How can we artistically express the grey area between doing what is right even if it hurts our interest versus justifying doing what is wrong to protect our interest at the cost of the other’s.
In the Netherlands, May 4th is the annual Remembrance Day of the Dead, remembering the Dutch – and other – casualties of World War 2 and all other wars and conflicts the Dutch have been involved in. With the current war in Ukraine, clearly it has special significance this year.
Every year, a prominent Dutch person is invited to give a national speech for this occasion. This year historian Hans Goedkoop gave a speech about “the banality of evil”, clearly inspired by Hannah Arendt.
Cut short, his message was the following.
How do we deal with (my words) the grey area, the gliding slope, between doing what is right even if it hurts our own personal or group interest versus slinky justifying or excusing for ourselves doing what is wrong to protect our own personal or group interest at the cost of the other’s interest.
The grey area between right and wrong
Immediately it made me think of a supporter of Dutch extreme-right politician Thierry Baudet about something he had said. She said: “It is not true, but it is right.” (“Het klopt niet, maar hij heeft wel gelijk.”) To me, it is the eternal battle in our heads between ratio and emotion. Doing what is morally right versus excusing doing what is morally wrong. We all know it, we’ve all been there, and we will all do it again.
I call it the grey area of right and wrong.
Clearly, there are two things that need clarification.
- How do we determine what is morally right or wrong?
- And how do we determine what is my, your and our interest?
As always, the extremes are clear. Me killing you, stealing from you, speaking evil about you, etc is – almost always, here we go already – morally wrong. My ultimate interest is my survival, your ultimate interest is your survival, our ultimate interest is our survival.
But what to do, if I can serve my personal interest in a big way at the cost of a little bit of yours? How morally right or wrong is that? How carved in stone are morally right and wrong, anyway? This is where it gets fuzzy, the grey area. How strong are we to do the right thing even if it hurts our own interest?
And there’s more.
The grey area between reality and fantasy
The area of mind models, the realities that we create to shape ourselves. What happens if we believe, make ourselves believe or are seduced – or forced – to believe something is morally right even if it is morally wrong. And again, who determines what is morally right or wrong? Intuition? International law? Whose intuition? Whose laws?
Isn’t that exactly what Hannah Arendt meant by the banality of evil? Can you do evil without being evil? Can you do wrong, while sincerely innocently believing you do right? I’m afraid you can. And are there people who purposefully and intentionally do wrong, knowing they do wrong but telling themselves they do right or willfully ignoring or setting aside that knowledge? It happens every day.

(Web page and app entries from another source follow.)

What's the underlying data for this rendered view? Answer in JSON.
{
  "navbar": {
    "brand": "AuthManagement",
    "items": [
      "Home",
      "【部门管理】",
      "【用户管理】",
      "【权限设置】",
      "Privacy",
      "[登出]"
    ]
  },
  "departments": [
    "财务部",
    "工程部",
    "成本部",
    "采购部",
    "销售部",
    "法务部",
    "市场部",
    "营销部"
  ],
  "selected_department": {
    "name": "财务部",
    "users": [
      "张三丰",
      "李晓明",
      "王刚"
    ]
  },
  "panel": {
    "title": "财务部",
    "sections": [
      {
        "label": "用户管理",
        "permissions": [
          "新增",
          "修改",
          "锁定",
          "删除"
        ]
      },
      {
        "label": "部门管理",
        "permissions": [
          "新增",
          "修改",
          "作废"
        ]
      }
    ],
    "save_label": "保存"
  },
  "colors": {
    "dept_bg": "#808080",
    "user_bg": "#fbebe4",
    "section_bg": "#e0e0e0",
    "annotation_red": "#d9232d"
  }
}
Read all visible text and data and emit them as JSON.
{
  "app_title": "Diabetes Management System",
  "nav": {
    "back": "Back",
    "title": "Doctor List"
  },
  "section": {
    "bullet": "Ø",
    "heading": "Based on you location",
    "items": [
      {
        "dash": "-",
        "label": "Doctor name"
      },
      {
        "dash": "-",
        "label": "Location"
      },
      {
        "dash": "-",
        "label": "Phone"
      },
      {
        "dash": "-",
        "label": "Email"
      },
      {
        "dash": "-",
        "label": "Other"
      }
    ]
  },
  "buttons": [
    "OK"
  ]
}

And where lies the dividing line between sincerely innocent and purposefully intentional?
I call it the grey area of reality and fantasy.
The grey area between now and later
And there are many more grey areas. Grey areas are the only interesting areas in life. Another interesting one is between short and long term, between now and then, between now and later. It is also, often, the grey area between instant gratification and deferred gratification. I once said: instant gratification is deferred regret.
With the rising level of prosperity and wealth in the world, instant gratification is becoming maybe the biggest threat for humankind. We always have been instant gratification junkies. But until now it was not abundant. That is rapidly changing for millions, if not billions of people. I have written stories about it in the line of The Century of the Self and I will soon do one more.
Grey areas in my art
You know, my art is about mind models, the realities that we create to shape ourselves, our self image. The difference of reality and fantasy? No, the somehow sort-of-consistent combination or merger of the two, of universal, scientific, group and personal realities. To me, this fundamentally describes who we are, what we do and why we do the things that we do.
I try to express the somehow sort-of-consistent combination or merger of our realities in my art – creating artworks with both an identifiable tension and an identifiable feeling of comfort, that I call “Warm Grounding“ … representing exactly what continuously happens in our brain: trying to get a grip on the overwhelming amount of observations that we make every second by creating an interpretation of the world that is realistic enough to make life predictable to a sufficient degree and at the same time to make our self-interest serving activities justifiable enough to carry on without too much feeling of moral guilt in order to be hopeful or inspiring enough – fulfilling our need for feeling status, certainty, autonomy, relatedness and fairness – to carry on in life.
How exactly? By mixing well-thought intent and spontaneous expression in the moment of creation, and by using mixed media techniques, such as acrylic, pastel and oil paint, markers and spray, combining different color palettes, graphic and painting styles, abstract and realistic elements, different scales and more.